Today a lovely lady entered my shed just as I was finishing off potting up some Thuja plicata cuttings from last year. In her hand was an envelope containing Paeonia rockii seeds. She also showed me some photographs of the plants they came from in her garden. Amazed by the incredible blooms these tree peonies had to offer, I took up her offer and decided to have a go at getting them to germinate.
I thought they would be easy as I have managed to get many of their Japanese cousins to grow. However, through my research I noted Mr Bricknell’s warning that they are difficult to propagate. On further reading I began to realise that it wasn’t just a simple case of shoving some seeds in a seed tray and covering them with grit and hoping the forces of nature will work their magic in a cold frame. Oh! No! these were going require patience and a bit of care and attention.

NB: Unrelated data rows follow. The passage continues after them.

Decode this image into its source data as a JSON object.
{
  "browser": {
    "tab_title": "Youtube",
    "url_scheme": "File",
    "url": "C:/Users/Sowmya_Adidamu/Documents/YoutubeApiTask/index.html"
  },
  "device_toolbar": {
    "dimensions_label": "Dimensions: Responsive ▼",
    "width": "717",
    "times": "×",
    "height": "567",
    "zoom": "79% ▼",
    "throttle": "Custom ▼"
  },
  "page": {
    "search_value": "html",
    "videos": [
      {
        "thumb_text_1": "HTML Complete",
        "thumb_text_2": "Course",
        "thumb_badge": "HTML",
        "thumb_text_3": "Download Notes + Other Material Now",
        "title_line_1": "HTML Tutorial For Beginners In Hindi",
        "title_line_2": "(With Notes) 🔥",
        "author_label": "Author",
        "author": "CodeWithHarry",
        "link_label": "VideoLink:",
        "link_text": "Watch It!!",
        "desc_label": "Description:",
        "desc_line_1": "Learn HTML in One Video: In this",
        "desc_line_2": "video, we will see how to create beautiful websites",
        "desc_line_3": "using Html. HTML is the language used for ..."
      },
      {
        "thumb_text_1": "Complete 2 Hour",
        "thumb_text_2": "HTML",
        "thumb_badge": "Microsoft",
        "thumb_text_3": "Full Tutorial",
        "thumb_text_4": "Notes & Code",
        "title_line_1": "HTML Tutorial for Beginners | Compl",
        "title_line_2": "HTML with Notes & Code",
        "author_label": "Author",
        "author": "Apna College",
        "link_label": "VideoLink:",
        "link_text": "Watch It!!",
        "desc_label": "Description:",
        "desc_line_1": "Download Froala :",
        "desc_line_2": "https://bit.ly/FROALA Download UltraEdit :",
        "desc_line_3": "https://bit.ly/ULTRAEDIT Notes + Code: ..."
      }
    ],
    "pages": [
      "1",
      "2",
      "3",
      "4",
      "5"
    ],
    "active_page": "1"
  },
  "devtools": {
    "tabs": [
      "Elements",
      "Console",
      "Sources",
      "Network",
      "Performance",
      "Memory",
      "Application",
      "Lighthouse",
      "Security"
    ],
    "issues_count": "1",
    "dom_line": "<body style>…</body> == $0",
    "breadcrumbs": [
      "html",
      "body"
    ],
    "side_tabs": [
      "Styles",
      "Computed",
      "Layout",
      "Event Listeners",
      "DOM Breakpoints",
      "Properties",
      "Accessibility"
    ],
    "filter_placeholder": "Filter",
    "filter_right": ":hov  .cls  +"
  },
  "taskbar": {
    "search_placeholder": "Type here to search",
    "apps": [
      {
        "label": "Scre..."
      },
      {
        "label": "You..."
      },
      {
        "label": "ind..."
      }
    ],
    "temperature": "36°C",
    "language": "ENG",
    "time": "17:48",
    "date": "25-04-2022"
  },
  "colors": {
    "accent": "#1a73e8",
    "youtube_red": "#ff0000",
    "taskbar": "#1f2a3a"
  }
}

After scouring many sites I decided to take Derry Watkins advice and soak the seed in water overnight. She then suggested mixing with damp vermiculite and placing in a plastic bag and storing at room temperature until they root. This can take up to three months. Then I have to put them in the fridge until the shoots appear which can take another three months. To top it all I will probably need to wait another five years before I see the first bloom! Are they worth the wait? Definitely! Or I could just take a short cut and buy a specimen but where’s the fun in that? Also the fact that paeonia do not seed true makes it more exciting as I may end up with a better specimen than its parent.
So I have started this process and soaked my seeds and stored them in vermiculite and I’ll keep you posted on their progress. Now I’m going to issue my warnings, first of all I will need to check propagation rights if I want to sell them and secondly I always obtain seeds from known sources and never from abroad. I don’t want to be the source of the next pest and disease outbreak!